I was already footsore and hungry before I began to wonder, “How will I know when I see his face? What sign will reveal that Christ is here?” There are a thousand answers to such a question, but that night, I only needed one. When you look into the face of Jesus, he often asks a question that turns your world upside down. Christ’s baffling queries fill the gospels. When his family comes to see him, he asks, “Who is my mother, and who are my brothers?” radically linking kinship to obedience, rather than to blood (Matthew 12:48). When a man asks how to inherit eternal life, Jesus tells a story that discredits pious prejudices and exalts mercy. “Who of these was a neighbor to the man who fell among the robbers?…Go then and do likewise” (Luke 10:36). Knowing Simon betrayed him in his hour of need, the risen Christ asks, “Do you love me?” (John 21:17), and then makes this humbled, failed disciple the rock upon which the church is built. None of these questions or answers made sense to the world that crucified Jesus. To many ears, they are still hard sayings, shattering certainties.
And so, I knew I was seeing Christ’s face when I heard John ask a question I could not answer. What do you do with a pint of misery? It haunted me as I fell asleep that night–curled up on the edge of a parking lot–and found me early the next morning. Steven, his friend Alan, and I had risen well before sunrise and found a coffee shop. As we enjoyed the consolation of hot coffee and tea, another homeless man approached us. Perhaps because we carried backpacks and looked far grubbier than the rest of the clientele, he saw us as his people. His face was bandaged but still bleeding, his arms covered in red and black marker like some kind of self-inflicted stigmata. We invited him to sit with us, and for the next half hour he did, spilling words as incoherent as the writing on his arms.
Unlike John, this man had no hard edge or argument. His words were a jumble of pain and fear–a heart condition, demonic temptation, attacks in the night, visions of the end times–and yet, again and again, he would return to the name of Jesus, the only anchor against the tempest of his words.
I had no balm for this man’s agony, and so I did the only thing I could in that moment: I listened.

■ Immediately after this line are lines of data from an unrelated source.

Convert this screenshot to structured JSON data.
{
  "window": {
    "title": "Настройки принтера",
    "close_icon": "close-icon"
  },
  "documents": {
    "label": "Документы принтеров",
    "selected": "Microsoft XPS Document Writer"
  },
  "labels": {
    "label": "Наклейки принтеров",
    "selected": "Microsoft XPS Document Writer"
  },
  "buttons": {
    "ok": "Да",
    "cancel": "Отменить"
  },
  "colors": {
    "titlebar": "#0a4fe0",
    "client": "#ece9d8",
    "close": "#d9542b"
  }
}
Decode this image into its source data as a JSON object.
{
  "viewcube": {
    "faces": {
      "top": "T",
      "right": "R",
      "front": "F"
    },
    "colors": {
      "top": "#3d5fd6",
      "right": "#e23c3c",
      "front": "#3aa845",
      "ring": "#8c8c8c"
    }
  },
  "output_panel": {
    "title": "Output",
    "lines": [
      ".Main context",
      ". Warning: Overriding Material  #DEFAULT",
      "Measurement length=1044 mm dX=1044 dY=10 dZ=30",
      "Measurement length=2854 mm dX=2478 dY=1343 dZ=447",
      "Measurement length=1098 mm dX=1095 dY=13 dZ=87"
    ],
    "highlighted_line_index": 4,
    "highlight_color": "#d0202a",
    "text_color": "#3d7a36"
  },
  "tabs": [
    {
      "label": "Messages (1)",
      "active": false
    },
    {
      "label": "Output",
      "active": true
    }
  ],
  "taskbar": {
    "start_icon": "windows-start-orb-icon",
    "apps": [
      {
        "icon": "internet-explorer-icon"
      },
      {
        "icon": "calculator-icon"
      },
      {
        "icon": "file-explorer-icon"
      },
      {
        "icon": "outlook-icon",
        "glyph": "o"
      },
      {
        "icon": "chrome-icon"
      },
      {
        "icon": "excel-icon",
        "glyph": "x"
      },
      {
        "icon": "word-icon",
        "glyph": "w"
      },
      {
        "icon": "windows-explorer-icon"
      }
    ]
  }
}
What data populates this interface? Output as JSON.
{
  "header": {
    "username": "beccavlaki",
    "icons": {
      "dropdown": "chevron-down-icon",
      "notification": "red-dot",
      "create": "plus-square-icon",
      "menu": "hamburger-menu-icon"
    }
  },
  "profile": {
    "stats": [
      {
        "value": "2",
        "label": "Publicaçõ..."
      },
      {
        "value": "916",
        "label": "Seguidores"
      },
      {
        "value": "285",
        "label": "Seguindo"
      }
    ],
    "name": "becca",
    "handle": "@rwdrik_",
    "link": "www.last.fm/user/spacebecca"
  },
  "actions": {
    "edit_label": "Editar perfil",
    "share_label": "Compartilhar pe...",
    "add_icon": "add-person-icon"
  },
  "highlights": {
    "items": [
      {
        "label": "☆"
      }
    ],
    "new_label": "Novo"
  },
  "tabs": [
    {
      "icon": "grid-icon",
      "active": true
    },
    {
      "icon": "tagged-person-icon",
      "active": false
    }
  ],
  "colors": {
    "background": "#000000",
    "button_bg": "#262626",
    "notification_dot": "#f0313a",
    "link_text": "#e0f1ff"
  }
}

As I strained to catch the mumbled words, I thought about Steven’s talk with John the night before. Steven had not evaded John’s question — what to do with another man’s sorrow–but had asked to see more of it. He had asked John about himself, and his life, returning the man’s challenge with an act of loving curiosity and concern. He listened to John’s story, accepting the glimpses of misery–addiction, depression, divorce–that John was willing to show us. Steven did not turn away.
As our morning guest rose to leave us, he asked me my name. When I said, “Bethany,” he nodded. “I know that place, and I have been like Lazarus–dead and raised again.” With that, he left us.
When I move to Austin, my friends and neighbors will come from these streets. They may be men like John, and they may be men like this latter-day Lazarus from the coffee shop. Most of them have known so much pain, and I, who have known so little, am afraid I will be too stunned, too scared, to know how to love. How can I learn but by looking at the wounded face of Christ?
When we began the retreat, Steven did not say, “We’re going to plot a solution that will answer all these problems. “ Nor did he say, “We’re going to find someone to rescue.” Rather, he told me, “We’re going to seek the face of Christ.” And so we did, and when we found Christ, he asked, as he has asked for two thousand years, if we would take and drink from the cup that is filled with his “blood of the covenant, […] poured out for many for forgiveness of sins” (Matthew 26:27).
What do you do with a pint of misery? You take it, and you drink.